One-stop resource on how to effectively disable SSLv3 in major web browsers as well as in web, mail and other servers that may still be using it.
From Chrome 39, fallback to SSLv3 is disabled by default. If you are using Chrome ≥ 40 you are safe, because Chrome/Chromium has disabled SSL 3.0 support completely.
Chrome and Chromium used to have a setting in preferences to let the user specify the preferred protocol, but people allegedly thought that SSL 3.0 was a higher version than TLS 1.0 and would mistakenly disable the latter (source: ImperialViolet).

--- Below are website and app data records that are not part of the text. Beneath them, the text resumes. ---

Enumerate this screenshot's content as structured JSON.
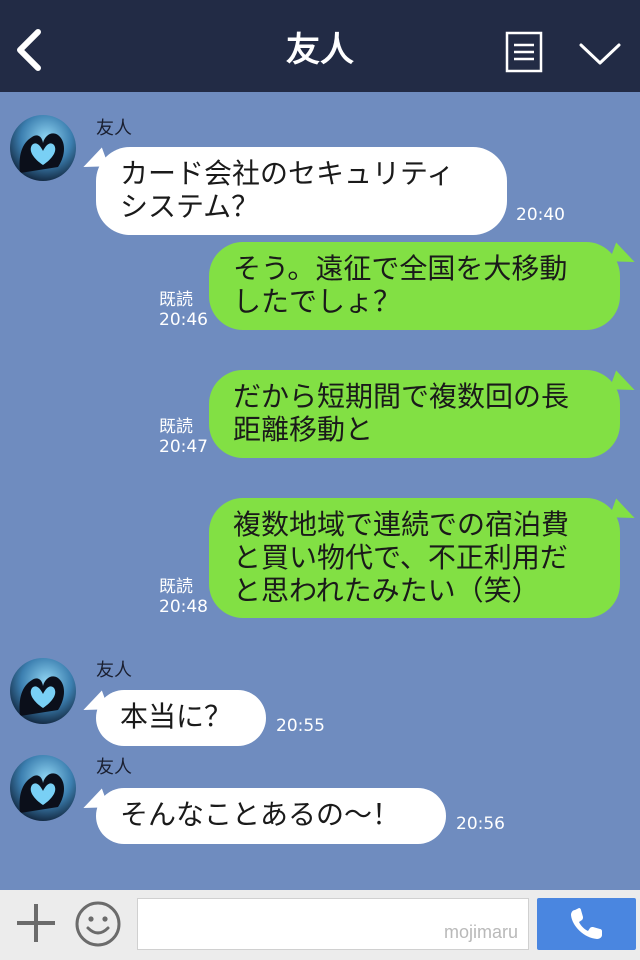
{
  "header": {
    "title": "友人"
  },
  "messages": [
    {
      "direction": "in",
      "sender": "友人",
      "lines": [
        "カード会社のセキュリティ",
        "システム？"
      ],
      "time": "20:40"
    },
    {
      "direction": "out",
      "read": "既読",
      "lines": [
        "そう。遠征で全国を大移動",
        "したでしょ？"
      ],
      "time": "20:46"
    },
    {
      "direction": "out",
      "read": "既読",
      "lines": [
        "だから短期間で複数回の長",
        "距離移動と"
      ],
      "time": "20:47"
    },
    {
      "direction": "out",
      "read": "既読",
      "lines": [
        "複数地域で連続での宿泊費",
        "と買い物代で、不正利用だ",
        "と思われたみたい（笑）"
      ],
      "time": "20:48"
    },
    {
      "direction": "in",
      "sender": "友人",
      "lines": [
        "本当に？"
      ],
      "time": "20:55"
    },
    {
      "direction": "in",
      "sender": "友人",
      "lines": [
        "そんなことあるの〜！"
      ],
      "time": "20:56"
    }
  ],
  "footer": {
    "input_value": "",
    "watermark": "mojimaru"
  },
  "colors": {
    "header_bg": "#222b45",
    "chat_bg": "#6f8cbf",
    "incoming_bubble": "#ffffff",
    "outgoing_bubble": "#82e044",
    "call_button": "#4a86e0"
  },
  "icons": {
    "back": "chevron-left-icon",
    "memo": "notes-icon",
    "menu": "chevron-down-icon",
    "plus": "plus-icon",
    "emoji": "smiley-icon",
    "call": "phone-icon",
    "avatar": "heart-hands-concert-icon"
  }
}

So, until a Google Chrome or Chromium browser with SSLv3 disabled by default is announced, it is necessary to run Chrome/Chromium with a command line flag:

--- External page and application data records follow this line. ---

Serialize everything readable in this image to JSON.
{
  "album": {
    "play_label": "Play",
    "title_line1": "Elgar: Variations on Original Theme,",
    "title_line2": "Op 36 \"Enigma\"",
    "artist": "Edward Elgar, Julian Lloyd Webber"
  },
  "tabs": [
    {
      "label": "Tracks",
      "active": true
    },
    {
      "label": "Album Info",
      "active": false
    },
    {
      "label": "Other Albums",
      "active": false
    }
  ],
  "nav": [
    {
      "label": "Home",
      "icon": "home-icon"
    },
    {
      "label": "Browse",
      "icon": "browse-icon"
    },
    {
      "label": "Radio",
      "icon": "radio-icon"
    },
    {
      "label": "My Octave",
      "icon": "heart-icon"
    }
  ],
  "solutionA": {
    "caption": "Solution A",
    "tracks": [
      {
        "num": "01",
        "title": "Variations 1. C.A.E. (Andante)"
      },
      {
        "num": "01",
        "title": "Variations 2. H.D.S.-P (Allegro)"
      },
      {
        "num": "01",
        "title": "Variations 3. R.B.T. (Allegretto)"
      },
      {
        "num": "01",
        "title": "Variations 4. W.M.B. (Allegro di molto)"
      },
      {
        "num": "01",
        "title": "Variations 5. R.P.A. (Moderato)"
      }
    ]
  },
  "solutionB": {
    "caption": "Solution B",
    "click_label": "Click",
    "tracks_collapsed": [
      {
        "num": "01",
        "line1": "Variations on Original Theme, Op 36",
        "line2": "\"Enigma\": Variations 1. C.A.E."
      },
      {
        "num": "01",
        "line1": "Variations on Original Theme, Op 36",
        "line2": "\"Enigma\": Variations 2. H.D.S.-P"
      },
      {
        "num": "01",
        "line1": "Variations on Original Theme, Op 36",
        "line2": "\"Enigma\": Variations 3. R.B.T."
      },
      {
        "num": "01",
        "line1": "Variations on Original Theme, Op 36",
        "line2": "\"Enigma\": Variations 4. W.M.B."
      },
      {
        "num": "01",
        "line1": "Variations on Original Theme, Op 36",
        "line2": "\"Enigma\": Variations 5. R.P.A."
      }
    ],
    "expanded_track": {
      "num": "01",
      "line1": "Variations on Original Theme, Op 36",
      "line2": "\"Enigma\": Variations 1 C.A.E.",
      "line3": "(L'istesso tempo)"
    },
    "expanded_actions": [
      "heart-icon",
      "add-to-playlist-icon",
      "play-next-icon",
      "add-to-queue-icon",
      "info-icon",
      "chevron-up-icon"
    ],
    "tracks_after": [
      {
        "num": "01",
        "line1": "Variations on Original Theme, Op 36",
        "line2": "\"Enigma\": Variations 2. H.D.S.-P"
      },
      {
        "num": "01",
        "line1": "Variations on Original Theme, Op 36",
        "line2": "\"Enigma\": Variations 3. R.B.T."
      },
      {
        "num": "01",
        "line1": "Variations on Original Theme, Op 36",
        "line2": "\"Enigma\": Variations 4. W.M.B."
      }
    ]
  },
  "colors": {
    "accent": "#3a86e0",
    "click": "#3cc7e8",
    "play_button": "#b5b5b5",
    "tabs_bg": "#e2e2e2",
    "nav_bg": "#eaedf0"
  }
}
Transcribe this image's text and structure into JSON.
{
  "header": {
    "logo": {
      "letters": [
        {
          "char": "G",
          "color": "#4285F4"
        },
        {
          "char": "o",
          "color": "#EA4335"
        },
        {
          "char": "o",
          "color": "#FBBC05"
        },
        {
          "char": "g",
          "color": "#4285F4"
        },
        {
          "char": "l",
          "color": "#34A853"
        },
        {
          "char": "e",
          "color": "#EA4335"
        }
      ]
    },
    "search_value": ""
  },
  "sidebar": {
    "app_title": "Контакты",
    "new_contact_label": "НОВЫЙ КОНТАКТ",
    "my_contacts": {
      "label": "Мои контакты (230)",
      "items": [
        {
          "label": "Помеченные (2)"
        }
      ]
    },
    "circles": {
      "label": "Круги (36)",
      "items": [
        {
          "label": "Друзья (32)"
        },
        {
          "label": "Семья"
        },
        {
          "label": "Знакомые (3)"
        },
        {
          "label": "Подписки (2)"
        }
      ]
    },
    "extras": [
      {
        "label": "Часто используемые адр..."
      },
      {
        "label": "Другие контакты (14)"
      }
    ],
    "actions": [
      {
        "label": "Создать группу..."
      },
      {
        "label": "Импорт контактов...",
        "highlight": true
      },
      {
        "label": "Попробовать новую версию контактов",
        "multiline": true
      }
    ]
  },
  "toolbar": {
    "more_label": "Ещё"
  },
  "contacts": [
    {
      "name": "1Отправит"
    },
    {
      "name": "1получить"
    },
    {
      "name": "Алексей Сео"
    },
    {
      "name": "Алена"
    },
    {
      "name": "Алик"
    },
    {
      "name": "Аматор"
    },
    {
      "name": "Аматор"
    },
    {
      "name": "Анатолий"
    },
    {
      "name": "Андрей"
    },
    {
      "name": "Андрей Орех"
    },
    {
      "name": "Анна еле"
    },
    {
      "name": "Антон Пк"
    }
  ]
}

If you want, you can modify the shortcut to make it run with the correct flag.
Please note that this protects normal browser sessions initiated by clicking on the shortcut on the desktop, but not sessions started by clicking a link in a document or in an email from an external program. To protect every session, you have to
ChromeHTML/shell/open/command registry value in
"C:\Program Files\Google\Chrome\Application\chrome.exe" --ssl-version-min=tls1 -- "%1" (make sure the path to chrome.exe is correct for your system). — thanks to Dr. Thomas Kunst
The process for changing the symbolic links on your desktop and in the application menu vary between different desktop environments.
For instance, in Ubuntu, you have to edit the
/usr/share/applications/google-chrome.desktop file, and edit all lines starting with
Exec= to include
As an example,
Exec=/usr/bin/google-chrome-stable --ssl-version-min=tls1 %U
Then save the file and restart the browser. — thanks to gertvdijk on AskUbuntu
Chromium only: on the stable releases of Debian and Ubuntu, edit
/etc/chromium-browser/default and add:
On the unstable release of Debian, create
/etc/chromium.d/disable-sslv3 with content:
— thanks to David McBride
Open AppleScript Editor (in
/Applications/Utilities/), and type this in:
do shell script "open '/Applications/Google Chrome.app' --args --ssl-version-min=tls1"
Save it as an Application, and add that application to the Dock.
This page was compiled by Michele Spagnuolo.